# [Task statement]
Leave the images aside and copy out the whole listing, exact to the word.

# [Provided records]
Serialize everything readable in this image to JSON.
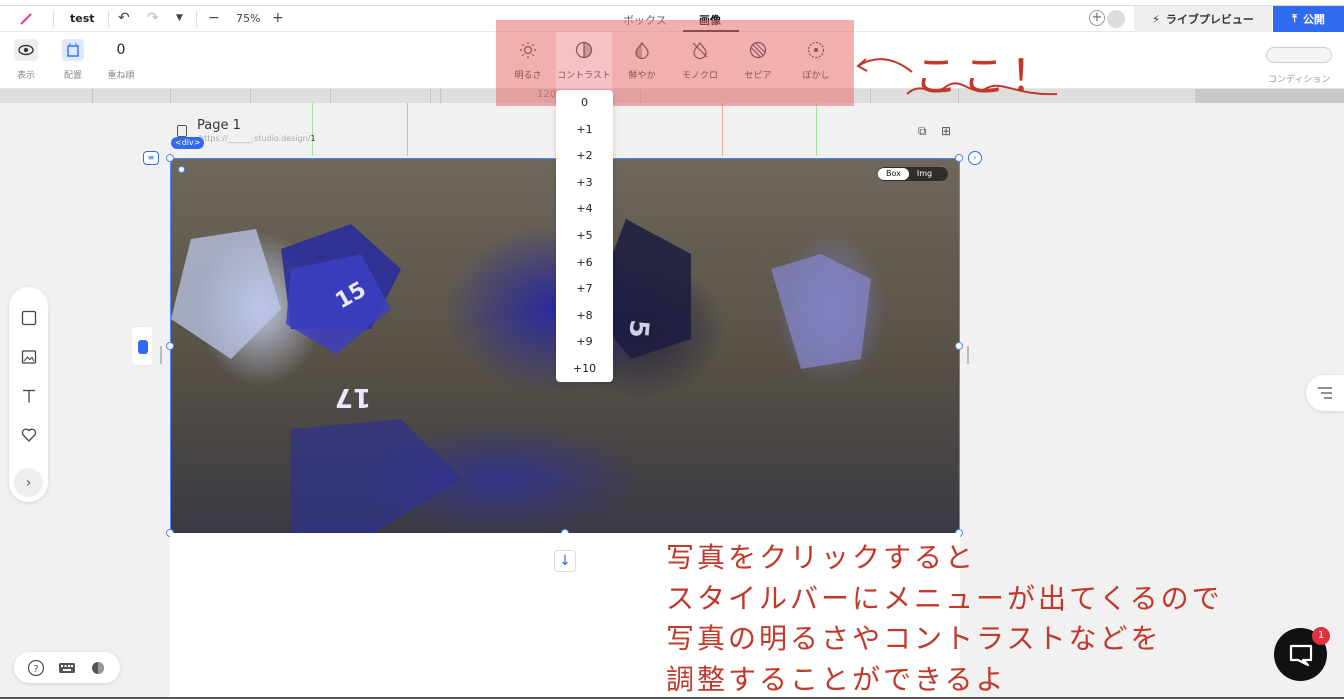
{
  "topbar": {
    "project_name": "test",
    "zoom": "75%",
    "tabs": [
      {
        "label": "ボックス",
        "active": false
      },
      {
        "label": "画像",
        "active": true
      }
    ],
    "live_preview_label": "ライブプレビュー",
    "publish_label": "公開",
    "publish_color": "#2f6bef"
  },
  "stylebar": {
    "visibility_label": "表示",
    "position_label": "配置",
    "zorder_value": "0",
    "zorder_label": "重ね順",
    "condition_label": "コンディション",
    "filters": [
      {
        "label": "明るさ",
        "icon": "sun-icon"
      },
      {
        "label": "コントラスト",
        "icon": "contrast-icon",
        "selected": true
      },
      {
        "label": "鮮やか",
        "icon": "saturation-icon"
      },
      {
        "label": "モノクロ",
        "icon": "monochrome-icon"
      },
      {
        "label": "セピア",
        "icon": "sepia-icon"
      },
      {
        "label": "ぼかし",
        "icon": "blur-icon"
      }
    ]
  },
  "ruler": {
    "marker": "120"
  },
  "page": {
    "title": "Page 1",
    "url_prefix": "https://______.studio.design/",
    "url_page": "1",
    "div_badge": "<div>",
    "toggle_box": "Box",
    "toggle_img": "Img"
  },
  "contrast_dropdown": {
    "options": [
      "0",
      "+1",
      "+2",
      "+3",
      "+4",
      "+5",
      "+6",
      "+7",
      "+8",
      "+9",
      "+10"
    ]
  },
  "chat": {
    "badge_count": "1"
  },
  "annotations": {
    "koko": "ここ！",
    "lines": [
      "写真をクリックすると",
      "スタイルバーにメニューが出てくるので",
      "写真の明るさやコントラストなどを",
      "調整することができるよ"
    ],
    "color": "#c0392b"
  }
}
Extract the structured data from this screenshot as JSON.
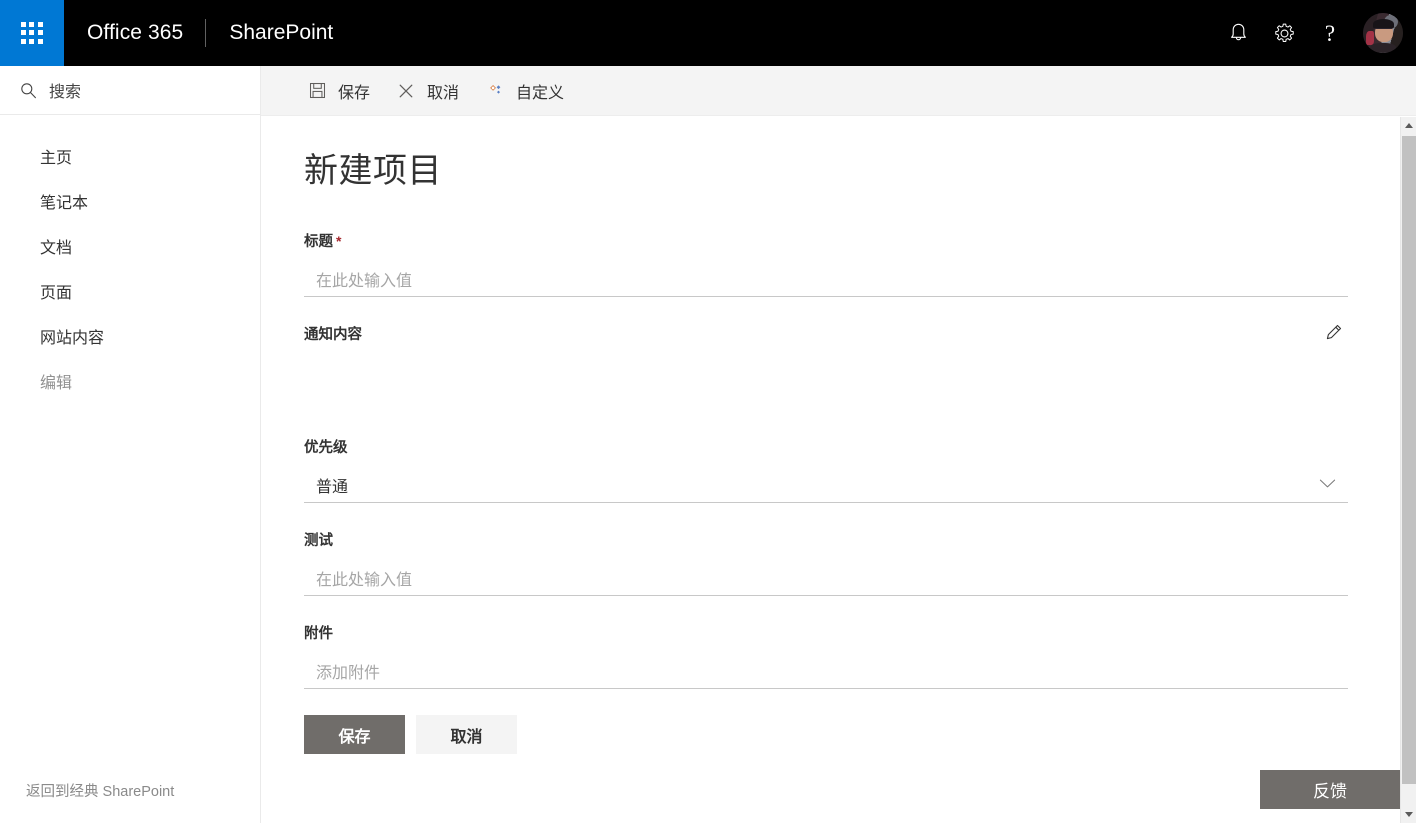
{
  "suite_header": {
    "waffle_tooltip": "应用启动器",
    "brand": "Office 365",
    "app_name": "SharePoint",
    "actions": {
      "notifications": "通知",
      "settings": "设置",
      "help": "?",
      "avatar": "用户头像"
    }
  },
  "left_nav": {
    "search": {
      "label": "搜索",
      "placeholder": "搜索"
    },
    "items": [
      {
        "label": "主页",
        "muted": false
      },
      {
        "label": "笔记本",
        "muted": false
      },
      {
        "label": "文档",
        "muted": false
      },
      {
        "label": "页面",
        "muted": false
      },
      {
        "label": "网站内容",
        "muted": false
      },
      {
        "label": "编辑",
        "muted": true
      }
    ],
    "classic_link": "返回到经典 SharePoint"
  },
  "command_bar": {
    "save": "保存",
    "cancel": "取消",
    "customize": "自定义"
  },
  "form": {
    "title": "新建项目",
    "fields": {
      "title_field": {
        "label": "标题",
        "required_mark": "*",
        "placeholder": "在此处输入值",
        "value": ""
      },
      "notice_field": {
        "label": "通知内容",
        "edit_icon": "pencil-icon",
        "value": ""
      },
      "priority_field": {
        "label": "优先级",
        "value": "普通",
        "options": [
          "普通"
        ]
      },
      "test_field": {
        "label": "测试",
        "placeholder": "在此处输入值",
        "value": ""
      },
      "attachment_field": {
        "label": "附件",
        "placeholder": "添加附件",
        "value": ""
      }
    },
    "actions": {
      "save": "保存",
      "cancel": "取消"
    }
  },
  "feedback": {
    "label": "反馈"
  },
  "colors": {
    "accent_blue": "#0078d4",
    "header_black": "#000000",
    "required_red": "#a4262c",
    "button_taupe": "#706d6a",
    "toolbar_gray": "#f4f4f4"
  }
}
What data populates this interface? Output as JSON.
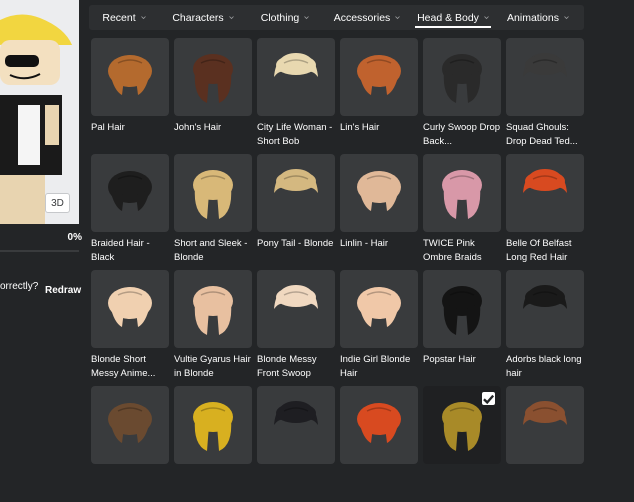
{
  "viewer": {
    "button_3d": "3D",
    "progress_text": "0%",
    "progress_fraction": 0.0,
    "render_question": "orrectly?",
    "redraw_label": "Redraw"
  },
  "nav": {
    "tabs": [
      {
        "label": "Recent",
        "active": false
      },
      {
        "label": "Characters",
        "active": false
      },
      {
        "label": "Clothing",
        "active": false
      },
      {
        "label": "Accessories",
        "active": false
      },
      {
        "label": "Head & Body",
        "active": true
      },
      {
        "label": "Animations",
        "active": false
      }
    ]
  },
  "items": [
    {
      "name": "Pal Hair",
      "color": "#b46a2e"
    },
    {
      "name": "John's Hair",
      "color": "#5a3020"
    },
    {
      "name": "City Life Woman - Short Bob",
      "color": "#e8d8b0"
    },
    {
      "name": "Lin's Hair",
      "color": "#c0622e"
    },
    {
      "name": "Curly Swoop Drop Back...",
      "color": "#2a2a2a"
    },
    {
      "name": "Squad Ghouls: Drop Dead Ted...",
      "color": "#3a3a3a"
    },
    {
      "name": "Braided Hair - Black",
      "color": "#1e1e1e"
    },
    {
      "name": "Short and Sleek - Blonde",
      "color": "#d8b878"
    },
    {
      "name": "Pony Tail - Blonde",
      "color": "#d4b880"
    },
    {
      "name": "Linlin - Hair",
      "color": "#e0b898"
    },
    {
      "name": "TWICE Pink Ombre Braids",
      "color": "#d898a8"
    },
    {
      "name": "Belle Of Belfast Long Red Hair",
      "color": "#d84a20"
    },
    {
      "name": "Blonde Short Messy Anime...",
      "color": "#f0d0b0"
    },
    {
      "name": "Vultie Gyarus Hair in Blonde",
      "color": "#e8c0a0"
    },
    {
      "name": "Blonde Messy Front Swoop",
      "color": "#f0d8c0"
    },
    {
      "name": "Indie Girl Blonde Hair",
      "color": "#f0c8a8"
    },
    {
      "name": "Popstar Hair",
      "color": "#141414"
    },
    {
      "name": "Adorbs black long hair",
      "color": "#1a1a1a"
    },
    {
      "name": "",
      "color": "#6a4a30"
    },
    {
      "name": "",
      "color": "#d8b020"
    },
    {
      "name": "",
      "color": "#1e1e22"
    },
    {
      "name": "",
      "color": "#d84a20"
    },
    {
      "name": "",
      "color": "#a88a28",
      "selected": true
    },
    {
      "name": "",
      "color": "#8a5030"
    }
  ]
}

# [Solution for this exercise]
Serialize everything readable in this image to JSON.
{
  "topbar": {
    "project_name": "test",
    "zoom": "75%",
    "tabs": [
      {
        "label": "ボックス",
        "active": false
      },
      {
        "label": "画像",
        "active": true
      }
    ],
    "live_preview_label": "ライブプレビュー",
    "publish_label": "公開",
    "publish_color": "#2f6bef"
  },
  "stylebar": {
    "visibility_label": "表示",
    "position_label": "配置",
    "zorder_value": "0",
    "zorder_label": "重ね順",
    "condition_label": "コンディション",
    "filters": [
      {
        "label": "明るさ",
        "icon": "sun-icon"
      },
      {
        "label": "コントラスト",
        "icon": "contrast-icon",
        "selected": true
      },
      {
        "label": "鮮やか",
        "icon": "saturation-icon"
      },
      {
        "label": "モノクロ",
        "icon": "monochrome-icon"
      },
      {
        "label": "セピア",
        "icon": "sepia-icon"
      },
      {
        "label": "ぼかし",
        "icon": "blur-icon"
      }
    ]
  },
  "ruler": {
    "marker": "120"
  },
  "page": {
    "title": "Page 1",
    "url_prefix": "https://______.studio.design/",
    "url_page": "1",
    "div_badge": "<div>",
    "toggle_box": "Box",
    "toggle_img": "Img"
  },
  "contrast_dropdown": {
    "options": [
      "0",
      "+1",
      "+2",
      "+3",
      "+4",
      "+5",
      "+6",
      "+7",
      "+8",
      "+9",
      "+10"
    ]
  },
  "chat": {
    "badge_count": "1"
  },
  "annotations": {
    "koko": "ここ！",
    "lines": [
      "写真をクリックすると",
      "スタイルバーにメニューが出てくるので",
      "写真の明るさやコントラストなどを",
      "調整することができるよ"
    ],
    "color": "#c0392b"
  }
}
Extract the structured data from this screenshot as JSON.
{
  "suite_header": {
    "waffle_tooltip": "应用启动器",
    "brand": "Office 365",
    "app_name": "SharePoint",
    "actions": {
      "notifications": "通知",
      "settings": "设置",
      "help": "?",
      "avatar": "用户头像"
    }
  },
  "left_nav": {
    "search": {
      "label": "搜索",
      "placeholder": "搜索"
    },
    "items": [
      {
        "label": "主页",
        "muted": false
      },
      {
        "label": "笔记本",
        "muted": false
      },
      {
        "label": "文档",
        "muted": false
      },
      {
        "label": "页面",
        "muted": false
      },
      {
        "label": "网站内容",
        "muted": false
      },
      {
        "label": "编辑",
        "muted": true
      }
    ],
    "classic_link": "返回到经典 SharePoint"
  },
  "command_bar": {
    "save": "保存",
    "cancel": "取消",
    "customize": "自定义"
  },
  "form": {
    "title": "新建项目",
    "fields": {
      "title_field": {
        "label": "标题",
        "required_mark": "*",
        "placeholder": "在此处输入值",
        "value": ""
      },
      "notice_field": {
        "label": "通知内容",
        "edit_icon": "pencil-icon",
        "value": ""
      },
      "priority_field": {
        "label": "优先级",
        "value": "普通",
        "options": [
          "普通"
        ]
      },
      "test_field": {
        "label": "测试",
        "placeholder": "在此处输入值",
        "value": ""
      },
      "attachment_field": {
        "label": "附件",
        "placeholder": "添加附件",
        "value": ""
      }
    },
    "actions": {
      "save": "保存",
      "cancel": "取消"
    }
  },
  "feedback": {
    "label": "反馈"
  },
  "colors": {
    "accent_blue": "#0078d4",
    "header_black": "#000000",
    "required_red": "#a4262c",
    "button_taupe": "#706d6a",
    "toolbar_gray": "#f4f4f4"
  }
}
What data populates this interface? Output as JSON.
{
  "viewer": {
    "button_3d": "3D",
    "progress_text": "0%",
    "progress_fraction": 0.0,
    "render_question": "orrectly?",
    "redraw_label": "Redraw"
  },
  "nav": {
    "tabs": [
      {
        "label": "Recent",
        "active": false
      },
      {
        "label": "Characters",
        "active": false
      },
      {
        "label": "Clothing",
        "active": false
      },
      {
        "label": "Accessories",
        "active": false
      },
      {
        "label": "Head & Body",
        "active": true
      },
      {
        "label": "Animations",
        "active": false
      }
    ]
  },
  "items": [
    {
      "name": "Pal Hair",
      "color": "#b46a2e"
    },
    {
      "name": "John's Hair",
      "color": "#5a3020"
    },
    {
      "name": "City Life Woman - Short Bob",
      "color": "#e8d8b0"
    },
    {
      "name": "Lin's Hair",
      "color": "#c0622e"
    },
    {
      "name": "Curly Swoop Drop Back...",
      "color": "#2a2a2a"
    },
    {
      "name": "Squad Ghouls: Drop Dead Ted...",
      "color": "#3a3a3a"
    },
    {
      "name": "Braided Hair - Black",
      "color": "#1e1e1e"
    },
    {
      "name": "Short and Sleek - Blonde",
      "color": "#d8b878"
    },
    {
      "name": "Pony Tail - Blonde",
      "color": "#d4b880"
    },
    {
      "name": "Linlin - Hair",
      "color": "#e0b898"
    },
    {
      "name": "TWICE Pink Ombre Braids",
      "color": "#d898a8"
    },
    {
      "name": "Belle Of Belfast Long Red Hair",
      "color": "#d84a20"
    },
    {
      "name": "Blonde Short Messy Anime...",
      "color": "#f0d0b0"
    },
    {
      "name": "Vultie Gyarus Hair in Blonde",
      "color": "#e8c0a0"
    },
    {
      "name": "Blonde Messy Front Swoop",
      "color": "#f0d8c0"
    },
    {
      "name": "Indie Girl Blonde Hair",
      "color": "#f0c8a8"
    },
    {
      "name": "Popstar Hair",
      "color": "#141414"
    },
    {
      "name": "Adorbs black long hair",
      "color": "#1a1a1a"
    },
    {
      "name": "",
      "color": "#6a4a30"
    },
    {
      "name": "",
      "color": "#d8b020"
    },
    {
      "name": "",
      "color": "#1e1e22"
    },
    {
      "name": "",
      "color": "#d84a20"
    },
    {
      "name": "",
      "color": "#a88a28",
      "selected": true
    },
    {
      "name": "",
      "color": "#8a5030"
    }
  ]
}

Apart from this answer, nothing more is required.